SOURCE RECORDS Block Start

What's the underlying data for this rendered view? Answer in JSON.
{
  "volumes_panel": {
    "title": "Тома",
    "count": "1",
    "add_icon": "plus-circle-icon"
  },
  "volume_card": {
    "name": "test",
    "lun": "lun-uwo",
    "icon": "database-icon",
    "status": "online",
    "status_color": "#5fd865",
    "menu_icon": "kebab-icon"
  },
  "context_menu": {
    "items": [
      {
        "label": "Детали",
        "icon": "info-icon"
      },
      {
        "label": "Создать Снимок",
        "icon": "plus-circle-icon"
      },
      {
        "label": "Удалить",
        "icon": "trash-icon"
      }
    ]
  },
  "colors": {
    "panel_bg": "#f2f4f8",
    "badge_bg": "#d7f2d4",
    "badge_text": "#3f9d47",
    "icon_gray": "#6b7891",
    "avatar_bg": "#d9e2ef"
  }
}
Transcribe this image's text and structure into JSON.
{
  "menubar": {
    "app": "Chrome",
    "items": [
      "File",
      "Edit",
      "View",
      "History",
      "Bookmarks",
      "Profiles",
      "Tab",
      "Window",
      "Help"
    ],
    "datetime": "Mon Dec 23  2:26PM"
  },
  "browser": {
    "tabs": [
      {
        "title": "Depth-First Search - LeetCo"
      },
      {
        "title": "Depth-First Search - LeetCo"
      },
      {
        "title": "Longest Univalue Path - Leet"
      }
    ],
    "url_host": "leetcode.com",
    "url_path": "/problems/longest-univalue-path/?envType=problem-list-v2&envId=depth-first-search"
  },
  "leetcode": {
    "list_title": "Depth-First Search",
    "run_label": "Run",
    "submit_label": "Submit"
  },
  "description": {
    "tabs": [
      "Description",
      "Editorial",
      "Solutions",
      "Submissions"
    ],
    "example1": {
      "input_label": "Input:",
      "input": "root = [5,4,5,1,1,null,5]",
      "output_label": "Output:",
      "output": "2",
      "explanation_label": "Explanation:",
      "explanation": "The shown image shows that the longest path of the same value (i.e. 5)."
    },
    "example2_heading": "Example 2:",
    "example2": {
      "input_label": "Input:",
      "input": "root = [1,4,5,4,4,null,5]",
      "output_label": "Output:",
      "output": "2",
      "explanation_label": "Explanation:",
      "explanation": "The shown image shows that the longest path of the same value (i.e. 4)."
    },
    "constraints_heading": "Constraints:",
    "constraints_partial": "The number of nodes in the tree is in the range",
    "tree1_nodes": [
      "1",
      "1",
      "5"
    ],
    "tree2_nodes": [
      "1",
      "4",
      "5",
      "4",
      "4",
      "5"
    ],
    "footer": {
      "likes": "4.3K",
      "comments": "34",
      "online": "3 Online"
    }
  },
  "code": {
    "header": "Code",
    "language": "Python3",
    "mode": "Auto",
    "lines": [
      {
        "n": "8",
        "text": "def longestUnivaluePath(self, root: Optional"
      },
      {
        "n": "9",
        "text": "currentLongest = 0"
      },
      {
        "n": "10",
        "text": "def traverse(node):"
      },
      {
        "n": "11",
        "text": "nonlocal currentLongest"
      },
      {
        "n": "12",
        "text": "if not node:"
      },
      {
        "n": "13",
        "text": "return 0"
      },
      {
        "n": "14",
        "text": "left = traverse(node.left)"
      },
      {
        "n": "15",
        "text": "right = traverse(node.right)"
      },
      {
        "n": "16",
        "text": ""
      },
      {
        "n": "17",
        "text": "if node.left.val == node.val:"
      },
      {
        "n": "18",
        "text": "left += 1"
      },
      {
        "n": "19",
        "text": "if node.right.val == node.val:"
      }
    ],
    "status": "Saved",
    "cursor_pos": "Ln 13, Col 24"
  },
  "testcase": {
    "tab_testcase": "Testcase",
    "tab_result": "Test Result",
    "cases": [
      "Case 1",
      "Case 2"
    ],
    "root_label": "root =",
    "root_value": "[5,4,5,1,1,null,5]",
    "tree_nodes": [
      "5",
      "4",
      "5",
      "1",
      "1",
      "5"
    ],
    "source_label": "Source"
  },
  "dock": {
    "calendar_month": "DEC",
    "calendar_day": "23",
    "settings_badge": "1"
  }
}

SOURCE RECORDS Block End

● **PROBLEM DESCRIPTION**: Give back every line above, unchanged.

● **RESPONSE**:
What's the underlying data for this rendered view? Answer in JSON.
{
  "volumes_panel": {
    "title": "Тома",
    "count": "1",
    "add_icon": "plus-circle-icon"
  },
  "volume_card": {
    "name": "test",
    "lun": "lun-uwo",
    "icon": "database-icon",
    "status": "online",
    "status_color": "#5fd865",
    "menu_icon": "kebab-icon"
  },
  "context_menu": {
    "items": [
      {
        "label": "Детали",
        "icon": "info-icon"
      },
      {
        "label": "Создать Снимок",
        "icon": "plus-circle-icon"
      },
      {
        "label": "Удалить",
        "icon": "trash-icon"
      }
    ]
  },
  "colors": {
    "panel_bg": "#f2f4f8",
    "badge_bg": "#d7f2d4",
    "badge_text": "#3f9d47",
    "icon_gray": "#6b7891",
    "avatar_bg": "#d9e2ef"
  }
}
Transcribe this image's text and structure into JSON.
{
  "menubar": {
    "app": "Chrome",
    "items": [
      "File",
      "Edit",
      "View",
      "History",
      "Bookmarks",
      "Profiles",
      "Tab",
      "Window",
      "Help"
    ],
    "datetime": "Mon Dec 23  2:26PM"
  },
  "browser": {
    "tabs": [
      {
        "title": "Depth-First Search - LeetCo"
      },
      {
        "title": "Depth-First Search - LeetCo"
      },
      {
        "title": "Longest Univalue Path - Leet"
      }
    ],
    "url_host": "leetcode.com",
    "url_path": "/problems/longest-univalue-path/?envType=problem-list-v2&envId=depth-first-search"
  },
  "leetcode": {
    "list_title": "Depth-First Search",
    "run_label": "Run",
    "submit_label": "Submit"
  },
  "description": {
    "tabs": [
      "Description",
      "Editorial",
      "Solutions",
      "Submissions"
    ],
    "example1": {
      "input_label": "Input:",
      "input": "root = [5,4,5,1,1,null,5]",
      "output_label": "Output:",
      "output": "2",
      "explanation_label": "Explanation:",
      "explanation": "The shown image shows that the longest path of the same value (i.e. 5)."
    },
    "example2_heading": "Example 2:",
    "example2": {
      "input_label": "Input:",
      "input": "root = [1,4,5,4,4,null,5]",
      "output_label": "Output:",
      "output": "2",
      "explanation_label": "Explanation:",
      "explanation": "The shown image shows that the longest path of the same value (i.e. 4)."
    },
    "constraints_heading": "Constraints:",
    "constraints_partial": "The number of nodes in the tree is in the range",
    "tree1_nodes": [
      "1",
      "1",
      "5"
    ],
    "tree2_nodes": [
      "1",
      "4",
      "5",
      "4",
      "4",
      "5"
    ],
    "footer": {
      "likes": "4.3K",
      "comments": "34",
      "online": "3 Online"
    }
  },
  "code": {
    "header": "Code",
    "language": "Python3",
    "mode": "Auto",
    "lines": [
      {
        "n": "8",
        "text": "def longestUnivaluePath(self, root: Optional"
      },
      {
        "n": "9",
        "text": "currentLongest = 0"
      },
      {
        "n": "10",
        "text": "def traverse(node):"
      },
      {
        "n": "11",
        "text": "nonlocal currentLongest"
      },
      {
        "n": "12",
        "text": "if not node:"
      },
      {
        "n": "13",
        "text": "return 0"
      },
      {
        "n": "14",
        "text": "left = traverse(node.left)"
      },
      {
        "n": "15",
        "text": "right = traverse(node.right)"
      },
      {
        "n": "16",
        "text": ""
      },
      {
        "n": "17",
        "text": "if node.left.val == node.val:"
      },
      {
        "n": "18",
        "text": "left += 1"
      },
      {
        "n": "19",
        "text": "if node.right.val == node.val:"
      }
    ],
    "status": "Saved",
    "cursor_pos": "Ln 13, Col 24"
  },
  "testcase": {
    "tab_testcase": "Testcase",
    "tab_result": "Test Result",
    "cases": [
      "Case 1",
      "Case 2"
    ],
    "root_label": "root =",
    "root_value": "[5,4,5,1,1,null,5]",
    "tree_nodes": [
      "5",
      "4",
      "5",
      "1",
      "1",
      "5"
    ],
    "source_label": "Source"
  },
  "dock": {
    "calendar_month": "DEC",
    "calendar_day": "23",
    "settings_badge": "1"
  }
}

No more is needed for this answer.